Drumlanrig Castle,Douglas crest, Drumlanrig castle garden

Drumlanrig Castle

Its cost nearly ruined the first Duke of Queensberry, but with eye-popping interiors,
internationally acclaimed art and 40 acres of gardens, many would say it was well worth it


I approached Drumlanrig Castle through hills wreathed in morning mist, their rounded slopes touched by benign sunlight giving no hint of earlier days when Covenanters and government troops tangled in their corries. It was a magical way to arrive.

An hour's drive south of Glasgow in Dumfriesshire, the castle stands at the end of a tree-lined avenue, almost a clichè in its perfection and, literally, I gasped with delight when I saw it. I had anticipated yet another grim old fortress, grey and gloomy: Drum-lan-rig, "hill on a long ridge." In fact, palace might be a more fitting description than castle, and perhaps its creator, William, 1st Duke of Queensberry, would have preferred to call it that; it is said that he was so appalled by the cost of building it in the late 1600s, that he sealed up the accounts with a note saying: "The Deil pike oot his een who lookes herein." (Let the Devil blind you, if you dare to read these.) Built of local pink sandstone, it isn't my idea of pink at all, which conjures a frivolous, frothy image, but rather the palest of warm terra cotta. It stands on the ruins of two previous strongholds, which no doubt had been grim, gloomy and grey, but the designer of the present Drumlanrig was inspired. Nothing is overdone: a symmetrical design of perpendicular and horizontal lines offset by balustrades, turrets, domes and restrained carvings. Horseshoe-shaped steps lead up to a front terrace and an imposing entrance, and here I could see in my mind visiting carriages arriving to deposit the local gentry.

The full text of this article is available in the Spring 2010 issue of Scottish Life.

Click here to preview our feature article on Scotland's Ancient Registry of Heraldry by Jim Gilchrist.

Click here to preview our feature article on A Year In The Highlands by Jack Maloney.

Click here to preview our Bagpiping Column by Robert Wallace.
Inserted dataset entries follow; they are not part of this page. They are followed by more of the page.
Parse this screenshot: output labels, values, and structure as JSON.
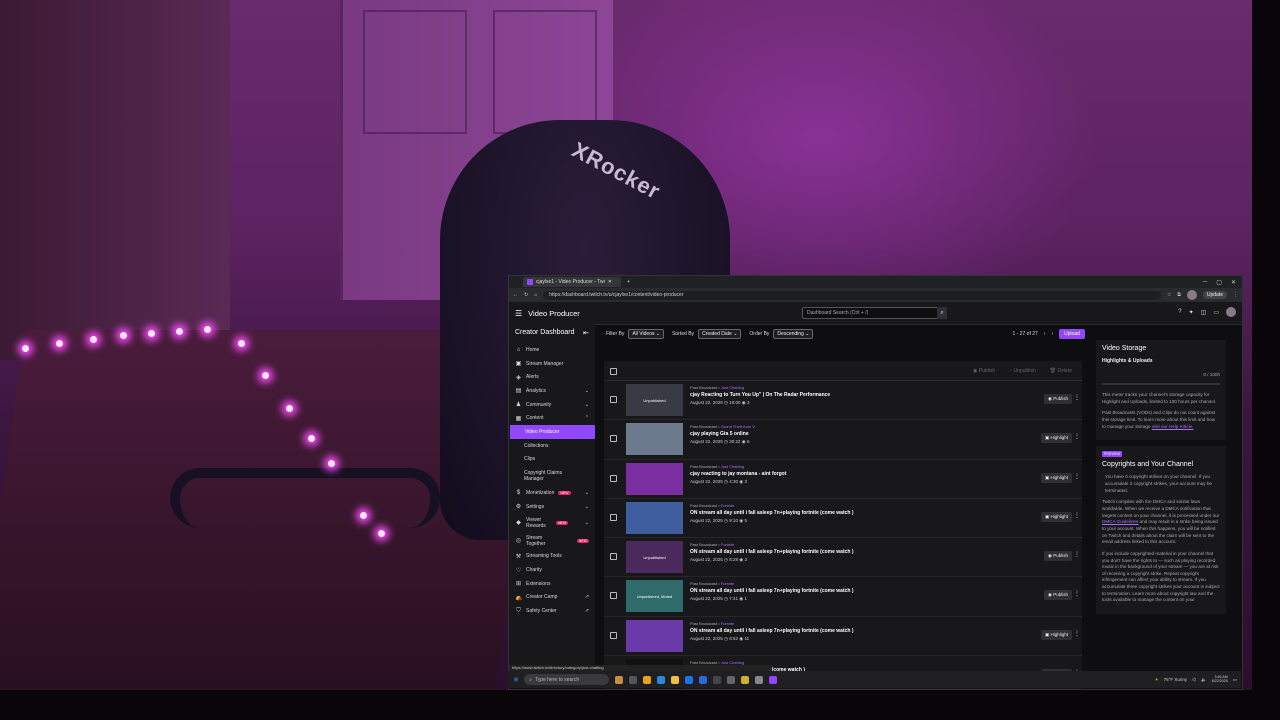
{
  "browser": {
    "tab_title": "cjaylxe1 - Video Producer - Twi",
    "url": "https://dashboard.twitch.tv/u/cjaylxe1/content/video-producer",
    "update_label": "Update"
  },
  "topnav": {
    "title": "Video Producer",
    "search_placeholder": "Dashboard Search (Ctrl + /)"
  },
  "sidebar": {
    "heading": "Creator Dashboard",
    "items": [
      {
        "label": "Home",
        "icon": "home-icon"
      },
      {
        "label": "Stream Manager",
        "icon": "stream-icon"
      },
      {
        "label": "Alerts",
        "icon": "alert-icon"
      },
      {
        "label": "Analytics",
        "icon": "chart-icon"
      },
      {
        "label": "Community",
        "icon": "people-icon"
      },
      {
        "label": "Content",
        "icon": "content-icon"
      },
      {
        "label": "Video Producer"
      },
      {
        "label": "Collections"
      },
      {
        "label": "Clips"
      },
      {
        "label": "Copyright Claims Manager"
      },
      {
        "label": "Monetization",
        "icon": "money-icon",
        "badge": "NEW"
      },
      {
        "label": "Settings",
        "icon": "gear-icon"
      },
      {
        "label": "Viewer Rewards",
        "icon": "gift-icon",
        "badge": "NEW"
      },
      {
        "label": "Stream Together",
        "icon": "together-icon",
        "badge": "NEW"
      },
      {
        "label": "Streaming Tools",
        "icon": "tools-icon"
      },
      {
        "label": "Charity",
        "icon": "heart-icon"
      },
      {
        "label": "Extensions",
        "icon": "puzzle-icon"
      },
      {
        "label": "Creator Camp",
        "icon": "camp-icon"
      },
      {
        "label": "Safety Center",
        "icon": "shield-icon"
      }
    ]
  },
  "filters": {
    "filter_by_label": "Filter By",
    "filter_by_value": "All Videos",
    "sorted_by_label": "Sorted By",
    "sorted_by_value": "Created Date",
    "order_by_label": "Order By",
    "order_by_value": "Descending",
    "range": "1 - 27 of 27",
    "upload_label": "Upload"
  },
  "bulk": {
    "publish": "Publish",
    "unpublish": "Unpublish",
    "delete": "Delete"
  },
  "videos": [
    {
      "type": "Past Broadcast",
      "category": "Just Chatting",
      "title": "cjay Reacting to Turn You Up\" | On The Radar Performance",
      "date": "August 22, 2025",
      "duration": "10:00",
      "views": "3",
      "overlay": "Unpublished",
      "action": "Publish",
      "thumb": "#3a3a44"
    },
    {
      "type": "Past Broadcast",
      "category": "Grand Theft Auto V",
      "title": "cjay playing Gta 5 online",
      "date": "August 22, 2025",
      "duration": "30:22",
      "views": "6",
      "overlay": "",
      "action": "Highlight",
      "thumb": "#6b7a8c"
    },
    {
      "type": "Past Broadcast",
      "category": "Just Chatting",
      "title": "cjay reacting to jay montana - aint forgot",
      "date": "August 22, 2025",
      "duration": "4:30",
      "views": "3",
      "overlay": "",
      "action": "Highlight",
      "thumb": "#7a2fa0"
    },
    {
      "type": "Past Broadcast",
      "category": "Fortnite",
      "title": "ON stream all day until i fall asleep 7n+playing fortnite (come watch )",
      "date": "August 22, 2025",
      "duration": "9:10",
      "views": "5",
      "overlay": "",
      "action": "Highlight",
      "thumb": "#3f5ea0"
    },
    {
      "type": "Past Broadcast",
      "category": "Fortnite",
      "title": "ON stream all day until i fall asleep 7n+playing fortnite (come watch )",
      "date": "August 22, 2025",
      "duration": "8:29",
      "views": "3",
      "overlay": "Unpublished",
      "action": "Publish",
      "thumb": "#4a2a5c"
    },
    {
      "type": "Past Broadcast",
      "category": "Fortnite",
      "title": "ON stream all day until i fall asleep 7n+playing fortnite (come watch )",
      "date": "August 22, 2025",
      "duration": "7:41",
      "views": "1",
      "overlay": "Unpublished, Muted",
      "action": "Publish",
      "thumb": "#2f6b6b"
    },
    {
      "type": "Past Broadcast",
      "category": "Fortnite",
      "title": "ON stream all day until i fall asleep 7n+playing fortnite (come watch )",
      "date": "August 22, 2025",
      "duration": "8:52",
      "views": "11",
      "overlay": "",
      "action": "Highlight",
      "thumb": "#6a3aa8"
    },
    {
      "type": "Past Broadcast",
      "category": "Just Chatting",
      "title": "ON stream all night until i wake up(come watch )",
      "date": "",
      "duration": "",
      "views": "",
      "overlay": "",
      "action": "Highlight",
      "thumb": "#111"
    }
  ],
  "storage": {
    "title": "Video Storage",
    "subtitle": "Highlights & Uploads",
    "usage": "0 / 100h",
    "p1": "This meter tracks your channel's storage capacity for Highlight and Uploads, limited to 100 hours per channel.",
    "p2": "Past Broadcasts (VODs) and Clips do not count against this storage limit. To learn more about this limit and how to manage your storage",
    "p2_link": "visit our Help Article."
  },
  "copyright": {
    "pill": "PREVIEW",
    "title": "Copyrights and Your Channel",
    "p1": "You have 0 copyright strikes on your channel. If you accumulate 3 copyright strikes, your account may be terminated.",
    "p2": "Twitch complies with the DMCA and similar laws worldwide. When we receive a DMCA notification that targets content on your channel, it is processed under our",
    "p2_link": "DMCA Guidelines",
    "p2b": "and may result in a strike being issued to your account. When this happens, you will be notified on Twitch and details about the claim will be sent to the email address linked to this account.",
    "p3": "If you include copyrighted material in your channel that you don't have the rights to — such as playing recorded music in the background of your stream — you are at risk of receiving a copyright strike. Repeat copyright infringement can affect your ability to stream. If you accumulate three copyright strikes your account is subject to termination. Learn more about copyright law and the tools available to manage the content on your"
  },
  "status_url": "https://www.twitch.tv/directory/category/just-chatting",
  "taskbar": {
    "search_placeholder": "Type here to search",
    "weather": "76°F Sunny",
    "time": "3:46 AM",
    "date": "8/22/2025"
  },
  "webcam": {
    "chair_brand": "XRocker"
  },
  "colors": {
    "accent": "#9146ff",
    "badge": "#e91e63"
  }
}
Photo of castle and crest ©Allan Devlin/Scottish Viewpoint; Photo of garden ©Buccleuch Estates; Photo of staircase (upper right) ©P. Tomkins/VisitScotland/Scottish Viewpoint.